Produce an exact copy of all records below.

── Entries shown

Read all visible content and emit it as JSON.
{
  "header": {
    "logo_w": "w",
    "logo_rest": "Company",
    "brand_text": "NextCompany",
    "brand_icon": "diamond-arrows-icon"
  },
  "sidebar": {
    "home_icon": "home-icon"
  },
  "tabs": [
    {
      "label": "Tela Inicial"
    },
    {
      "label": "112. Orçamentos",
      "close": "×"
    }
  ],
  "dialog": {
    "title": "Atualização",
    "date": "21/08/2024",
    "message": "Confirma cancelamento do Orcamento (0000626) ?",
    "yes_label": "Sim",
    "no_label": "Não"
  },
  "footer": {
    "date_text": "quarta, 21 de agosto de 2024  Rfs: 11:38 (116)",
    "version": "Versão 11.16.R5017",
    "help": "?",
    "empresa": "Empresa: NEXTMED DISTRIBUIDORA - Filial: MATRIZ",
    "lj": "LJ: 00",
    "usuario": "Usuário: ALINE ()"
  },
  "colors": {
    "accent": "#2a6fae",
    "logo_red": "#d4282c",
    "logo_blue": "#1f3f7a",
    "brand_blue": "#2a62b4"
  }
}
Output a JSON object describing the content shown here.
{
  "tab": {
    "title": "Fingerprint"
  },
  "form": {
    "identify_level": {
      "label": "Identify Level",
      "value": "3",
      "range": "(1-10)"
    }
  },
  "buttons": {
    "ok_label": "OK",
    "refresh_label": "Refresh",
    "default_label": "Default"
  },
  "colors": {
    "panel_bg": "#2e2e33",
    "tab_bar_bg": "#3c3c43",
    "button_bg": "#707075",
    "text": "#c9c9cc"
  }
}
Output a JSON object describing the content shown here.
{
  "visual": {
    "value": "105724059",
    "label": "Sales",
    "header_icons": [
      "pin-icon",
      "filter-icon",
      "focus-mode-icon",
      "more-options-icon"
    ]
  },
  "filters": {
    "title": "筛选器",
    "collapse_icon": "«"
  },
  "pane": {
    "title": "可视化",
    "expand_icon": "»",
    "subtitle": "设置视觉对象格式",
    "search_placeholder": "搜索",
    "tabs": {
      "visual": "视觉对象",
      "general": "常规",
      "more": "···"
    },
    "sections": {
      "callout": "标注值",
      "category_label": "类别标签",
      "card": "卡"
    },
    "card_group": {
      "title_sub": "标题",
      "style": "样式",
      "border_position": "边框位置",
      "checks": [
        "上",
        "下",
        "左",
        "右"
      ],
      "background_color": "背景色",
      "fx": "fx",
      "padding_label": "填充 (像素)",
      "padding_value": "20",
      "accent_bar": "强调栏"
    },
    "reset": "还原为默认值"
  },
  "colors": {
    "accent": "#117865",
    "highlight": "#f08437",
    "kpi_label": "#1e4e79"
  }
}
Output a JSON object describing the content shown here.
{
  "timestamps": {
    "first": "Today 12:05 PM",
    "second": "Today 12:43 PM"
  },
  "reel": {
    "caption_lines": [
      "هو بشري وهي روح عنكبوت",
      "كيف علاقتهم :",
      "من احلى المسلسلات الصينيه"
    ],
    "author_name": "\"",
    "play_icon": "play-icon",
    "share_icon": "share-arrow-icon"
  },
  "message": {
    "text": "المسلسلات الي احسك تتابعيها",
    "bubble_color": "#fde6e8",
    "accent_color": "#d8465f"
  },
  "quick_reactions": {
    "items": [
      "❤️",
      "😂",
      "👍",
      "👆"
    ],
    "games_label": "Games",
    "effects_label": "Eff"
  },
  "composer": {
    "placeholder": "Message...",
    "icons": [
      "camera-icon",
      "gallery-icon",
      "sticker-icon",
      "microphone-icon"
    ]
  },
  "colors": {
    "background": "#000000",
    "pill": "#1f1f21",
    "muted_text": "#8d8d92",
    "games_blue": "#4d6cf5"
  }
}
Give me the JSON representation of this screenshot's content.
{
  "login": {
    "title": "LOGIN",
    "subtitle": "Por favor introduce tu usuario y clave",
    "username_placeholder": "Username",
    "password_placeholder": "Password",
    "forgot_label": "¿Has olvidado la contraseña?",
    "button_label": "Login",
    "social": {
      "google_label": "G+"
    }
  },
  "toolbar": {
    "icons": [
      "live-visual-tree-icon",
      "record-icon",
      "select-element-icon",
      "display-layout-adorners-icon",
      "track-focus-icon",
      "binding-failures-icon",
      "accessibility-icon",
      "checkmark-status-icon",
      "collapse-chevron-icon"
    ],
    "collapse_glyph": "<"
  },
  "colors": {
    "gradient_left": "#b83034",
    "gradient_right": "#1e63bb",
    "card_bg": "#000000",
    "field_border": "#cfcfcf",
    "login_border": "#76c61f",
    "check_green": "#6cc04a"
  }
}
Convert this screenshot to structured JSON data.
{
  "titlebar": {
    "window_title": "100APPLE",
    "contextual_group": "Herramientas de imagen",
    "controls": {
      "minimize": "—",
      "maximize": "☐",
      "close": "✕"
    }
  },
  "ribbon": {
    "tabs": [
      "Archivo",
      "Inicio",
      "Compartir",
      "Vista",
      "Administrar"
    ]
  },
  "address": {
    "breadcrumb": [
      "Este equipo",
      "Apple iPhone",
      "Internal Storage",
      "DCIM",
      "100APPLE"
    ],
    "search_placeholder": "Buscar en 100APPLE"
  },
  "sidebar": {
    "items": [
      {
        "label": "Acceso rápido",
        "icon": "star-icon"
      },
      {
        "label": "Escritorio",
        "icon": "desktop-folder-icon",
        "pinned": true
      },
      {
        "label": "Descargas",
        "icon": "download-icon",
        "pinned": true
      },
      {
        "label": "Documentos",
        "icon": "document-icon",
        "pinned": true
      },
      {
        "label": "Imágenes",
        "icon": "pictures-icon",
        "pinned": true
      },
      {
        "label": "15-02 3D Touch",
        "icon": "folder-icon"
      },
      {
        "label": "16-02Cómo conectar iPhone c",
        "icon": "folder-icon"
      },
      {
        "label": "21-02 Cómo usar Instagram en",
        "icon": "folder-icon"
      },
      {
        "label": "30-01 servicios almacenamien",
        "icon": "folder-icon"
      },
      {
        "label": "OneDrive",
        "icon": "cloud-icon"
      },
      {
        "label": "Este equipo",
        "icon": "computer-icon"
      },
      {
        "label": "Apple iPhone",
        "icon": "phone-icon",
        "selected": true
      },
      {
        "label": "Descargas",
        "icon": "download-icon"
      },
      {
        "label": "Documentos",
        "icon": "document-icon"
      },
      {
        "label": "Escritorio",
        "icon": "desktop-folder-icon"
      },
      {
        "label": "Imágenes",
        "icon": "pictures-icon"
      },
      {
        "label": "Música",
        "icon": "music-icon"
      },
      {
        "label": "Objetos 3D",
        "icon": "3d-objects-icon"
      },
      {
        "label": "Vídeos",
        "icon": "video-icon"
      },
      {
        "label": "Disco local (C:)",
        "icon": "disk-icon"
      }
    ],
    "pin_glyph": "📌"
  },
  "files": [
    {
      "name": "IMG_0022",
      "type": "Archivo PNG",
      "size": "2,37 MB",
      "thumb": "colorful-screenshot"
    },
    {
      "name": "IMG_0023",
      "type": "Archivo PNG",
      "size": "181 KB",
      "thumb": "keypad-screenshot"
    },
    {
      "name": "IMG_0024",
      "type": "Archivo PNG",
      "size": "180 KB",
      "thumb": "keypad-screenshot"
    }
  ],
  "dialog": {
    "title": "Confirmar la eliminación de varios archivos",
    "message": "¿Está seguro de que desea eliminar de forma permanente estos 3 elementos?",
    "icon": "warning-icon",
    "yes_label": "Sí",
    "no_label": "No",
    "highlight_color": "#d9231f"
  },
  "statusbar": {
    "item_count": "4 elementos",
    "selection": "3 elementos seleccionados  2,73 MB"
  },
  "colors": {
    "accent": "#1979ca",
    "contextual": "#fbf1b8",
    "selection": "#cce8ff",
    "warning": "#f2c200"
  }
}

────

Result of the task —
Read all visible content and emit it as JSON.
{
  "header": {
    "logo_w": "w",
    "logo_rest": "Company",
    "brand_text": "NextCompany",
    "brand_icon": "diamond-arrows-icon"
  },
  "sidebar": {
    "home_icon": "home-icon"
  },
  "tabs": [
    {
      "label": "Tela Inicial"
    },
    {
      "label": "112. Orçamentos",
      "close": "×"
    }
  ],
  "dialog": {
    "title": "Atualização",
    "date": "21/08/2024",
    "message": "Confirma cancelamento do Orcamento (0000626) ?",
    "yes_label": "Sim",
    "no_label": "Não"
  },
  "footer": {
    "date_text": "quarta, 21 de agosto de 2024  Rfs: 11:38 (116)",
    "version": "Versão 11.16.R5017",
    "help": "?",
    "empresa": "Empresa: NEXTMED DISTRIBUIDORA - Filial: MATRIZ",
    "lj": "LJ: 00",
    "usuario": "Usuário: ALINE ()"
  },
  "colors": {
    "accent": "#2a6fae",
    "logo_red": "#d4282c",
    "logo_blue": "#1f3f7a",
    "brand_blue": "#2a62b4"
  }
}
Output a JSON object describing the content shown here.
{
  "tab": {
    "title": "Fingerprint"
  },
  "form": {
    "identify_level": {
      "label": "Identify Level",
      "value": "3",
      "range": "(1-10)"
    }
  },
  "buttons": {
    "ok_label": "OK",
    "refresh_label": "Refresh",
    "default_label": "Default"
  },
  "colors": {
    "panel_bg": "#2e2e33",
    "tab_bar_bg": "#3c3c43",
    "button_bg": "#707075",
    "text": "#c9c9cc"
  }
}
Output a JSON object describing the content shown here.
{
  "visual": {
    "value": "105724059",
    "label": "Sales",
    "header_icons": [
      "pin-icon",
      "filter-icon",
      "focus-mode-icon",
      "more-options-icon"
    ]
  },
  "filters": {
    "title": "筛选器",
    "collapse_icon": "«"
  },
  "pane": {
    "title": "可视化",
    "expand_icon": "»",
    "subtitle": "设置视觉对象格式",
    "search_placeholder": "搜索",
    "tabs": {
      "visual": "视觉对象",
      "general": "常规",
      "more": "···"
    },
    "sections": {
      "callout": "标注值",
      "category_label": "类别标签",
      "card": "卡"
    },
    "card_group": {
      "title_sub": "标题",
      "style": "样式",
      "border_position": "边框位置",
      "checks": [
        "上",
        "下",
        "左",
        "右"
      ],
      "background_color": "背景色",
      "fx": "fx",
      "padding_label": "填充 (像素)",
      "padding_value": "20",
      "accent_bar": "强调栏"
    },
    "reset": "还原为默认值"
  },
  "colors": {
    "accent": "#117865",
    "highlight": "#f08437",
    "kpi_label": "#1e4e79"
  }
}
Output a JSON object describing the content shown here.
{
  "timestamps": {
    "first": "Today 12:05 PM",
    "second": "Today 12:43 PM"
  },
  "reel": {
    "caption_lines": [
      "هو بشري وهي روح عنكبوت",
      "كيف علاقتهم :",
      "من احلى المسلسلات الصينيه"
    ],
    "author_name": "\"",
    "play_icon": "play-icon",
    "share_icon": "share-arrow-icon"
  },
  "message": {
    "text": "المسلسلات الي احسك تتابعيها",
    "bubble_color": "#fde6e8",
    "accent_color": "#d8465f"
  },
  "quick_reactions": {
    "items": [
      "❤️",
      "😂",
      "👍",
      "👆"
    ],
    "games_label": "Games",
    "effects_label": "Eff"
  },
  "composer": {
    "placeholder": "Message...",
    "icons": [
      "camera-icon",
      "gallery-icon",
      "sticker-icon",
      "microphone-icon"
    ]
  },
  "colors": {
    "background": "#000000",
    "pill": "#1f1f21",
    "muted_text": "#8d8d92",
    "games_blue": "#4d6cf5"
  }
}
Give me the JSON representation of this screenshot's content.
{
  "login": {
    "title": "LOGIN",
    "subtitle": "Por favor introduce tu usuario y clave",
    "username_placeholder": "Username",
    "password_placeholder": "Password",
    "forgot_label": "¿Has olvidado la contraseña?",
    "button_label": "Login",
    "social": {
      "google_label": "G+"
    }
  },
  "toolbar": {
    "icons": [
      "live-visual-tree-icon",
      "record-icon",
      "select-element-icon",
      "display-layout-adorners-icon",
      "track-focus-icon",
      "binding-failures-icon",
      "accessibility-icon",
      "checkmark-status-icon",
      "collapse-chevron-icon"
    ],
    "collapse_glyph": "<"
  },
  "colors": {
    "gradient_left": "#b83034",
    "gradient_right": "#1e63bb",
    "card_bg": "#000000",
    "field_border": "#cfcfcf",
    "login_border": "#76c61f",
    "check_green": "#6cc04a"
  }
}
Convert this screenshot to structured JSON data.
{
  "titlebar": {
    "window_title": "100APPLE",
    "contextual_group": "Herramientas de imagen",
    "controls": {
      "minimize": "—",
      "maximize": "☐",
      "close": "✕"
    }
  },
  "ribbon": {
    "tabs": [
      "Archivo",
      "Inicio",
      "Compartir",
      "Vista",
      "Administrar"
    ]
  },
  "address": {
    "breadcrumb": [
      "Este equipo",
      "Apple iPhone",
      "Internal Storage",
      "DCIM",
      "100APPLE"
    ],
    "search_placeholder": "Buscar en 100APPLE"
  },
  "sidebar": {
    "items": [
      {
        "label": "Acceso rápido",
        "icon": "star-icon"
      },
      {
        "label": "Escritorio",
        "icon": "desktop-folder-icon",
        "pinned": true
      },
      {
        "label": "Descargas",
        "icon": "download-icon",
        "pinned": true
      },
      {
        "label": "Documentos",
        "icon": "document-icon",
        "pinned": true
      },
      {
        "label": "Imágenes",
        "icon": "pictures-icon",
        "pinned": true
      },
      {
        "label": "15-02 3D Touch",
        "icon": "folder-icon"
      },
      {
        "label": "16-02Cómo conectar iPhone c",
        "icon": "folder-icon"
      },
      {
        "label": "21-02 Cómo usar Instagram en",
        "icon": "folder-icon"
      },
      {
        "label": "30-01 servicios almacenamien",
        "icon": "folder-icon"
      },
      {
        "label": "OneDrive",
        "icon": "cloud-icon"
      },
      {
        "label": "Este equipo",
        "icon": "computer-icon"
      },
      {
        "label": "Apple iPhone",
        "icon": "phone-icon",
        "selected": true
      },
      {
        "label": "Descargas",
        "icon": "download-icon"
      },
      {
        "label": "Documentos",
        "icon": "document-icon"
      },
      {
        "label": "Escritorio",
        "icon": "desktop-folder-icon"
      },
      {
        "label": "Imágenes",
        "icon": "pictures-icon"
      },
      {
        "label": "Música",
        "icon": "music-icon"
      },
      {
        "label": "Objetos 3D",
        "icon": "3d-objects-icon"
      },
      {
        "label": "Vídeos",
        "icon": "video-icon"
      },
      {
        "label": "Disco local (C:)",
        "icon": "disk-icon"
      }
    ],
    "pin_glyph": "📌"
  },
  "files": [
    {
      "name": "IMG_0022",
      "type": "Archivo PNG",
      "size": "2,37 MB",
      "thumb": "colorful-screenshot"
    },
    {
      "name": "IMG_0023",
      "type": "Archivo PNG",
      "size": "181 KB",
      "thumb": "keypad-screenshot"
    },
    {
      "name": "IMG_0024",
      "type": "Archivo PNG",
      "size": "180 KB",
      "thumb": "keypad-screenshot"
    }
  ],
  "dialog": {
    "title": "Confirmar la eliminación de varios archivos",
    "message": "¿Está seguro de que desea eliminar de forma permanente estos 3 elementos?",
    "icon": "warning-icon",
    "yes_label": "Sí",
    "no_label": "No",
    "highlight_color": "#d9231f"
  },
  "statusbar": {
    "item_count": "4 elementos",
    "selection": "3 elementos seleccionados  2,73 MB"
  },
  "colors": {
    "accent": "#1979ca",
    "contextual": "#fbf1b8",
    "selection": "#cce8ff",
    "warning": "#f2c200"
  }
}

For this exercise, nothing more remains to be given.